Canine Uveodermatologic Syndrome
Also known as: UVD — Vogt-Koyanagi-Harada-like syndrome — VKH-like syndrome
Canine uveodermatologic syndrome is an autoimmune condition directed against melanin of neural crest (skin, hair, anterior uvea) and neuroectodermal (retina) origin.
From what is known in humans, it is thought that a cell-mediated hypersensitivity exists against melanin and melanocytes, and distinct subpopulations of cytotoxic T lymphocytes with activity against melanocytes have been identified.
The condition is reported most often in breeds such as: Akita, Australian Shepherd Dog, Beagle, Chow Chow, Samoyed, Siberian Husky, Alaskan Malamute and related crossbreeds.
Initial onset of lesions has been noted in animals ranging from 13 months to 6 years of age.
Ocular signs generally precede dermatological signs. Initially they consist of bilateral uveitis. Later this can progress to retinal detachment, posterior synechiae with secondary glaucoma and cataracts and a resulting blindness.
Skin and hair abnormalities: leukoderma and leukotrichia often involving the eyelids, nasal planum, lips, scrotum, vulva, footpads. Erythema, ulceration and crusting can also occur in the depigmented areas.
Pain and prutitus can occur and lymphadenopathy is common.
There is no specific diagnosis for UVD syndrome, but the clinical signs are suggestive. A thorough history should be taken and an ophthalmic and dermatological exam performed.
Histopathology should be performed on skin biopsies. Biopsies show lichenoid dermatitis, histiocytes, small mononuclear cells and giant cell infiltration. The level of melanin in the epidermis and hair follicles is decreased.
Differential diagnoses such as SLE, pemphigus foliaceus, pemphigus erythematosus, epitheliotropic lymphoma, vitiligo and leishmaniasis should be ruled out.

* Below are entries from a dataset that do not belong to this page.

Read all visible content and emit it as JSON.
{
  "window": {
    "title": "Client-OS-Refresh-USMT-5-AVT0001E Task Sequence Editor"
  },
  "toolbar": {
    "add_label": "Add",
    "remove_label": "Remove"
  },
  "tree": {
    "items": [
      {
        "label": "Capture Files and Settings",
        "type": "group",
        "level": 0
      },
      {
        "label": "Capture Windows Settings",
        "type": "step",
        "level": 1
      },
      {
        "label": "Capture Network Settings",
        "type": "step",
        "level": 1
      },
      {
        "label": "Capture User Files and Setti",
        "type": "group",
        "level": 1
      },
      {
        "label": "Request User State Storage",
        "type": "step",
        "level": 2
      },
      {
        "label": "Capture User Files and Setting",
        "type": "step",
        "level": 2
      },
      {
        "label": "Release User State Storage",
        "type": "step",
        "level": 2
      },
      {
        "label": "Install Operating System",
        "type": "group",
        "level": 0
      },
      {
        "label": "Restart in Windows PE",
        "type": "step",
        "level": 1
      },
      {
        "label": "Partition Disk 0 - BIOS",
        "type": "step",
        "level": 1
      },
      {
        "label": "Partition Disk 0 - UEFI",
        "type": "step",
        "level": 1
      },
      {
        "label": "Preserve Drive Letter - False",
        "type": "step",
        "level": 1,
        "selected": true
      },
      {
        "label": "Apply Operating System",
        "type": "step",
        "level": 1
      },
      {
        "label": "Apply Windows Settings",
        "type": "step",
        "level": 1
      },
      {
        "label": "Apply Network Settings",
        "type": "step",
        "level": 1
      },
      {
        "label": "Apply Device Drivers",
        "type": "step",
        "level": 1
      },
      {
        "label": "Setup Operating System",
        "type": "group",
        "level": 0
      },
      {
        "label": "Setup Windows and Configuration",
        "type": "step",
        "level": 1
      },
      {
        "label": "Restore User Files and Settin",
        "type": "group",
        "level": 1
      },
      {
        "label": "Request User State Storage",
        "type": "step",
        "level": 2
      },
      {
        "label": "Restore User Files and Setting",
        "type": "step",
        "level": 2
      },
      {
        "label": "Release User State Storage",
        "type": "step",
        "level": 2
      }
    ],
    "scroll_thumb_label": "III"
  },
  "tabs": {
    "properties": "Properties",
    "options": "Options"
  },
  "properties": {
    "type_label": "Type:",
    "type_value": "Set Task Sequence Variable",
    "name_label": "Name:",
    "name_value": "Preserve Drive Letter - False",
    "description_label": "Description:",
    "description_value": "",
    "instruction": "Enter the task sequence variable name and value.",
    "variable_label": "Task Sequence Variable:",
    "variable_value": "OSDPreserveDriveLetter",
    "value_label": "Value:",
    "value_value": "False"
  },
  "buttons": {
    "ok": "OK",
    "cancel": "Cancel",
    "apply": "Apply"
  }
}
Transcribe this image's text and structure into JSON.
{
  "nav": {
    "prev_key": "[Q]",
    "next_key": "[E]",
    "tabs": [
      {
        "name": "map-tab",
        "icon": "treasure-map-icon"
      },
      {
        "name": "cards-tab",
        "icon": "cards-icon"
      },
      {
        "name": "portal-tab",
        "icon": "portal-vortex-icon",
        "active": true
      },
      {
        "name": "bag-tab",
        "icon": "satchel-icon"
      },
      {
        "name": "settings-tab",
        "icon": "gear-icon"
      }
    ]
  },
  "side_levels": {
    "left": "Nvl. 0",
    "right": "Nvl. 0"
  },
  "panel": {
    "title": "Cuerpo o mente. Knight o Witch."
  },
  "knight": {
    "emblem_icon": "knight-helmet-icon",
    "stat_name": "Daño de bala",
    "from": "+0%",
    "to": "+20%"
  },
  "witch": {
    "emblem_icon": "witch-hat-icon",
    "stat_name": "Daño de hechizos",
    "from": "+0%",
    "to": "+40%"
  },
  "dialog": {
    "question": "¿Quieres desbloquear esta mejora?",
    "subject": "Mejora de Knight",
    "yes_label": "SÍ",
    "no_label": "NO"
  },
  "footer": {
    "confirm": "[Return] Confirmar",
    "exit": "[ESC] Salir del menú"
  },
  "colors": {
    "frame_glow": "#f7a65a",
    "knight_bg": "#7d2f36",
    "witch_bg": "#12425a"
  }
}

Topical treatment of the uveitis is indicated with corticosteroids and cycloplegics.
Systemic corticosteroids are also required to resolve the uveitis and dermatological lesions. Long-term therapy is usually required to obtain remission and the dose can then be tapered down.
Azathioprine can be used to lower the dose of corticosteroids, and might be used alone in some cases.
Systemic cyclosporin is used in humans and has been suggested as another possible treatment option.
In all cases, aggressive treatment is required and short-term success is usually good. However recurrence is common and lesions may never fully resolve.
Schaer, M. (2010) Clinical Medicine of the Dog and Cat Manson Publishing
Harvey, R. (2009) A Colour Handbook of Skin Diseases of the Dog and Cat Manson Publishing
Maggs, D. (2008) Slatter's fundamentals of veterinary ophthalmology Elsevier Health Sciences